The idea that this polluting smoke needs attention struck Dhupar three years ago as he sipped a glass of sugarcane juice at a roadside vendor and saw a wall blackened with the fumes of a diesel generator he was using.

It jolted him into joining with two others who co-founded the start-up to find a solution. Dhupar had experienced first hand the deadly impact of this pollution as he developed respiratory problems growing up in Delhi.

An Indian girls holds a banner during a protest against air pollution in New Delhi, India, Nov. 6, 2016.
An Indian girls holds a banner during a protest against air pollution in New Delhi, India, Nov. 6, 2016.

A new business

As the city’s dirty air becomes a serious health hazard for many citizens, it has turned into both a calling and a business opportunity for entrepreneurs looking at ways to improve air quality.

According to estimates, vehicles contribute 22 percent of the deadly PM 2.5 emissions in Delhi, while the share of diesel generators is about 15 percent.
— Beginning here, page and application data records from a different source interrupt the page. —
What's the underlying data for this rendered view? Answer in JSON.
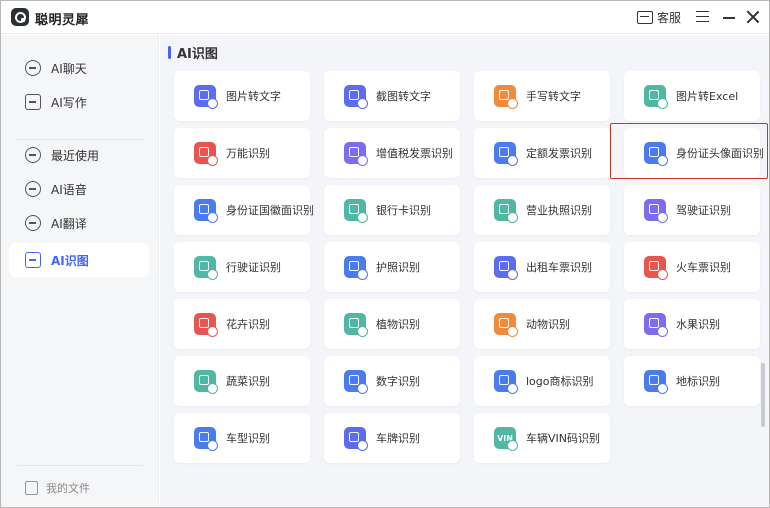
{
  "app": {
    "title": "聪明灵犀"
  },
  "titlebar": {
    "service_label": "客服"
  },
  "sidebar": {
    "items": [
      {
        "label": "AI聊天",
        "active": false
      },
      {
        "label": "AI写作",
        "active": false
      },
      {
        "label": "最近使用",
        "active": false
      },
      {
        "label": "AI语音",
        "active": false
      },
      {
        "label": "AI翻译",
        "active": false
      },
      {
        "label": "AI识图",
        "active": true
      }
    ],
    "files_label": "我的文件"
  },
  "main": {
    "section_title": "AI识图",
    "cards": [
      {
        "label": "图片转文字",
        "color": "#5b6cf0"
      },
      {
        "label": "截图转文字",
        "color": "#5b6cf0"
      },
      {
        "label": "手写转文字",
        "color": "#f08a3c"
      },
      {
        "label": "图片转Excel",
        "color": "#4fb7a3"
      },
      {
        "label": "万能识别",
        "color": "#e8554e"
      },
      {
        "label": "增值税发票识别",
        "color": "#7b6cf0"
      },
      {
        "label": "定额发票识别",
        "color": "#4a7cf0"
      },
      {
        "label": "身份证头像面识别",
        "color": "#4a7cf0"
      },
      {
        "label": "身份证国徽面识别",
        "color": "#4a7cf0"
      },
      {
        "label": "银行卡识别",
        "color": "#4fb7a3"
      },
      {
        "label": "营业执照识别",
        "color": "#4fb7a3"
      },
      {
        "label": "驾驶证识别",
        "color": "#7b6cf0"
      },
      {
        "label": "行驶证识别",
        "color": "#4fb7a3"
      },
      {
        "label": "护照识别",
        "color": "#4a7cf0"
      },
      {
        "label": "出租车票识别",
        "color": "#5b6cf0"
      },
      {
        "label": "火车票识别",
        "color": "#e8554e"
      },
      {
        "label": "花卉识别",
        "color": "#e8554e"
      },
      {
        "label": "植物识别",
        "color": "#4fb7a3"
      },
      {
        "label": "动物识别",
        "color": "#f08a3c"
      },
      {
        "label": "水果识别",
        "color": "#7b6cf0"
      },
      {
        "label": "蔬菜识别",
        "color": "#4fb7a3"
      },
      {
        "label": "数字识别",
        "color": "#4a7cf0"
      },
      {
        "label": "logo商标识别",
        "color": "#4a7cf0"
      },
      {
        "label": "地标识别",
        "color": "#4a7cf0"
      },
      {
        "label": "车型识别",
        "color": "#4a7cf0"
      },
      {
        "label": "车牌识别",
        "color": "#5b6cf0"
      },
      {
        "label": "车辆VIN码识别",
        "color": "#4fb7a3",
        "glyph": "VIN"
      }
    ]
  },
  "colors": {
    "accent": "#4466f5",
    "highlight": "#c0392b"
  }
}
These emissions settle deep into the lungs, causing a host of respiratory problems.

After over two years of research and development, Chakr has begun selling devices to tap the diesel exhaust. They have been installed in 50 places, include public sector and private companies.

The technology involves cooling the exhaust in a “heat exchanger” where the tiny soot particles come together. These are then funneled into another chamber that captures 70 to 90 percent of the particulate matter. The carbon is isolated and converted into ink.

Among their first clients was one of the city’s top law firms, Jyoti Sagar Associates, which is housed in a building in Delhi’s business hub Gurgaon.

Making a contribution to minimizing the carbon footprint is a subject that is close to Sagar’s heart – his 32-year-old daughter has long suffered from the harmful effects of Delhi’s toxic air.

Motorists drive surrounded by smog, in New Delhi, India, Nov. 8, 2017.
Motorists drive surrounded by smog, in New Delhi, India, Nov. 8, 2017.

“This appealed to us straightaway, the technology is very impactful but is beautifully simple,” says Sagar. Since it could be retrofitted, it did not disrupt the day-to-day activities at the buzzing office. “Let’s be responsible. Let’s at least not leave behind a larger footprint of carbon. And if we can afford to control it, why not, it’s good for all,” he says.

At Chakr Innovation, cups, diaries and paper bags printed with the ink made from the exhaust serve as constant reminders of the amount of carbon emissions that would have escaped into the atmosphere.

There has been a lot of focus on improving Delhi’s air by reducing vehicular pollution and making more stringent norms for manufacturers, but the same has not happened for diesel generators. Although there are efforts to penalize businesses that dirty the atmosphere, this often prompts them to find ways to get around the norms.

Also Read: Exposure to Traffic-Related Pollution Poses Threat of Asthma in Kids

Tushar Mathur who joined the start up after working for ten years in the corporate sector feels converting smoke into ink is a viable solution. “Here is a technology which is completely sustainable, a win-win between businesses and environment,” says Mathur. (VOA)